(EXERCISE GOAL): Scan the records for "chevron" and copy each line that contains it.

Stored entries:
......
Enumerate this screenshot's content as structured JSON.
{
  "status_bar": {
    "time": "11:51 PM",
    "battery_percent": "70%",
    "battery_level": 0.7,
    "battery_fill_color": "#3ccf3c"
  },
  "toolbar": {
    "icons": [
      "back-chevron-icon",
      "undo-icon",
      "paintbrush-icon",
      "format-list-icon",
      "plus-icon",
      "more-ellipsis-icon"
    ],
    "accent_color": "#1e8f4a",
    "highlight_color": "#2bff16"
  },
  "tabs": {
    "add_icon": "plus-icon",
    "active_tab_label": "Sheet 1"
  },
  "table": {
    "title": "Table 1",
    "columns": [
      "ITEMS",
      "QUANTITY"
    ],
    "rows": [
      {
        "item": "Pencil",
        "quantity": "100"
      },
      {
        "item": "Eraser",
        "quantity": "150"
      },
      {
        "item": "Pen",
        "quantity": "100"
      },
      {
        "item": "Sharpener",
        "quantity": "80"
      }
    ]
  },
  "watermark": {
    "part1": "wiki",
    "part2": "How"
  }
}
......
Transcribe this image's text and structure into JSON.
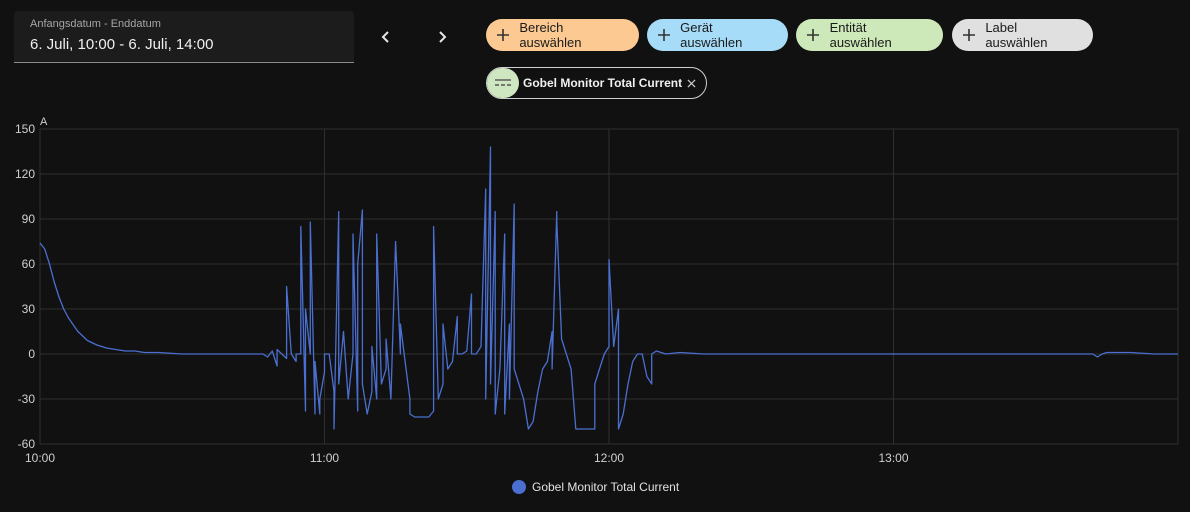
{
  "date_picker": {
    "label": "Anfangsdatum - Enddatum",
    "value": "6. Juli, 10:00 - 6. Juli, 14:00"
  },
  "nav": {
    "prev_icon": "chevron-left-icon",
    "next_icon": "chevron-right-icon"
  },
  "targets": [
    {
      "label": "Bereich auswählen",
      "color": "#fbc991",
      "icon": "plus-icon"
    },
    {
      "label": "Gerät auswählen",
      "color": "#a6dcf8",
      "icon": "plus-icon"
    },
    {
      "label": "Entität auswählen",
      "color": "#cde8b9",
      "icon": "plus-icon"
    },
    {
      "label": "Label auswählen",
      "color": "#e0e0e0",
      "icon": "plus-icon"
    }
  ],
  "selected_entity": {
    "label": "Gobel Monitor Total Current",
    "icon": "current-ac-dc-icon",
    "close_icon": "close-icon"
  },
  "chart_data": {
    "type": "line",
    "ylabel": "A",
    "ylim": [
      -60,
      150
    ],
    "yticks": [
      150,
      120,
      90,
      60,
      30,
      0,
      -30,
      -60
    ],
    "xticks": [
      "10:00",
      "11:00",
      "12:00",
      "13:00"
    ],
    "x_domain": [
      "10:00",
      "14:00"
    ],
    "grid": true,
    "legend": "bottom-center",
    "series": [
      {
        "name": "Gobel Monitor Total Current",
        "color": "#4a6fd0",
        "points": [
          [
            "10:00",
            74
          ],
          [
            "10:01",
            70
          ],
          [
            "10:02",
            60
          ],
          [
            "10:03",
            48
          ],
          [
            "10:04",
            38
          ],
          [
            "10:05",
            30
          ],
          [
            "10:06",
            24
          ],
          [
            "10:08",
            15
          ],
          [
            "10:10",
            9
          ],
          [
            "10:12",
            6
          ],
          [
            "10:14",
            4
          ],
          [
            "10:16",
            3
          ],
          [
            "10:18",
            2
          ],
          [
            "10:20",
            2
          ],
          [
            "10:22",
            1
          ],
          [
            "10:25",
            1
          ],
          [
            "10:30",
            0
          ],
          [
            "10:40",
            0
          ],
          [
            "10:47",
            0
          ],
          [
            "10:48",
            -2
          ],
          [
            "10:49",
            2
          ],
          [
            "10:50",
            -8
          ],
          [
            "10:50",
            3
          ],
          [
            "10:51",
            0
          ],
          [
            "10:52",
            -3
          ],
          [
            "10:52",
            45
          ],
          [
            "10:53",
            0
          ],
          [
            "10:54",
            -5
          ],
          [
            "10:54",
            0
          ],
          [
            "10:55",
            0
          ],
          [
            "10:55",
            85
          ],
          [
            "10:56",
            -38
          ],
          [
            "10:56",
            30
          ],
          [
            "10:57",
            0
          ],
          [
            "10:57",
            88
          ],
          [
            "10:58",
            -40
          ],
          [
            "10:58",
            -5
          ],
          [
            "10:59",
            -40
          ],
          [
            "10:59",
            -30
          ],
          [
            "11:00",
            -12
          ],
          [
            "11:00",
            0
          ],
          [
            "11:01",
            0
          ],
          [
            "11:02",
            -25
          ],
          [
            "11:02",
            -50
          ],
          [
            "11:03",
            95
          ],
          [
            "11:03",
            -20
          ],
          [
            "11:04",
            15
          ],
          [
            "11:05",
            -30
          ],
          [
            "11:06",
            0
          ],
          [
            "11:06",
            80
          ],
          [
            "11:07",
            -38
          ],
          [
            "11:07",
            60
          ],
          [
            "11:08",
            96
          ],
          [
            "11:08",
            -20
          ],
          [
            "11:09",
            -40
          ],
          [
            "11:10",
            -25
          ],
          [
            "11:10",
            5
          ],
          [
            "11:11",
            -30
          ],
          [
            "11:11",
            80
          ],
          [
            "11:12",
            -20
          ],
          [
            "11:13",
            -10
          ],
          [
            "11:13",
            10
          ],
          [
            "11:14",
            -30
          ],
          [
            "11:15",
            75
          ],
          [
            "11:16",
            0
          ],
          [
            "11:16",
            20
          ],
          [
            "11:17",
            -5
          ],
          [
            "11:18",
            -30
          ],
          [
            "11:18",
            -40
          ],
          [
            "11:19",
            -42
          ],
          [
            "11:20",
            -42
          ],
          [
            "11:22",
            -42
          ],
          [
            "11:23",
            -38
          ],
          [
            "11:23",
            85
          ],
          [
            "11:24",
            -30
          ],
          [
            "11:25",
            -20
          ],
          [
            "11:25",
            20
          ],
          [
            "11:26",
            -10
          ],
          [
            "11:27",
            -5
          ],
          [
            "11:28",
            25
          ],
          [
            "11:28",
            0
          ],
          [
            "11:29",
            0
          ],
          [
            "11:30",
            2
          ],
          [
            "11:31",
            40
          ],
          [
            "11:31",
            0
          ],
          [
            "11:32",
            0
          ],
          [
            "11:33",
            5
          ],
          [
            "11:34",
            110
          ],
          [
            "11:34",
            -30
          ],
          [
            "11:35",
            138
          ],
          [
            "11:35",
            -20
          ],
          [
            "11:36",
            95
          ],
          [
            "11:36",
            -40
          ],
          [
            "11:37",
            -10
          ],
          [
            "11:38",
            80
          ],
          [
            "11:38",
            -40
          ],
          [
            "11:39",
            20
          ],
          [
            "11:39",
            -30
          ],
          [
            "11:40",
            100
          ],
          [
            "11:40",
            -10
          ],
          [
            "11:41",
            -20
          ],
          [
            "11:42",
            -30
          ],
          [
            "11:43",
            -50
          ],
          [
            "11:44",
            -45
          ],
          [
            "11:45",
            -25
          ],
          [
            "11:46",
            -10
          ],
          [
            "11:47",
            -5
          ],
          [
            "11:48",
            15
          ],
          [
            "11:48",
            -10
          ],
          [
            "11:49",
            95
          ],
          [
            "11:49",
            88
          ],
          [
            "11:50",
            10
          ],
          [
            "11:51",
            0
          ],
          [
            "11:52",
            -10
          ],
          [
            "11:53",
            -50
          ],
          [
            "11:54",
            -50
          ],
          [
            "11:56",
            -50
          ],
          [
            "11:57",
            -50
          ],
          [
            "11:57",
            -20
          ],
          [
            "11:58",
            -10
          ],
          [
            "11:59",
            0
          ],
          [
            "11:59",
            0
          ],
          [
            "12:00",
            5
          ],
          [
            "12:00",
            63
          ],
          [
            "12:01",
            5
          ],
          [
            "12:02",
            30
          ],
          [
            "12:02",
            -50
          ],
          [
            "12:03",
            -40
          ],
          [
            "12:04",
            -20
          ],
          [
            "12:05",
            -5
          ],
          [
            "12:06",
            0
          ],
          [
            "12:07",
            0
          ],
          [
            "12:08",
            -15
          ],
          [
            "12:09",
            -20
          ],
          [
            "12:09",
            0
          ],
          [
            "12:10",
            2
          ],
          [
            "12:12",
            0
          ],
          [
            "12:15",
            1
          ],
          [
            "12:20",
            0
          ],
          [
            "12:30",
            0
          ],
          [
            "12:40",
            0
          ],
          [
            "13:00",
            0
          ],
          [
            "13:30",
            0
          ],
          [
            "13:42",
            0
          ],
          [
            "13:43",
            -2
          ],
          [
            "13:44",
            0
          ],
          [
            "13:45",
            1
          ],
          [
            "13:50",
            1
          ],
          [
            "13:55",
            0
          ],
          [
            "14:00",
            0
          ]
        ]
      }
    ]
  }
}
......
(COMPLETED EXERCISE):
      "back-chevron-icon",
    "prev_icon": "chevron-left-icon",
    "next_icon": "chevron-right-icon"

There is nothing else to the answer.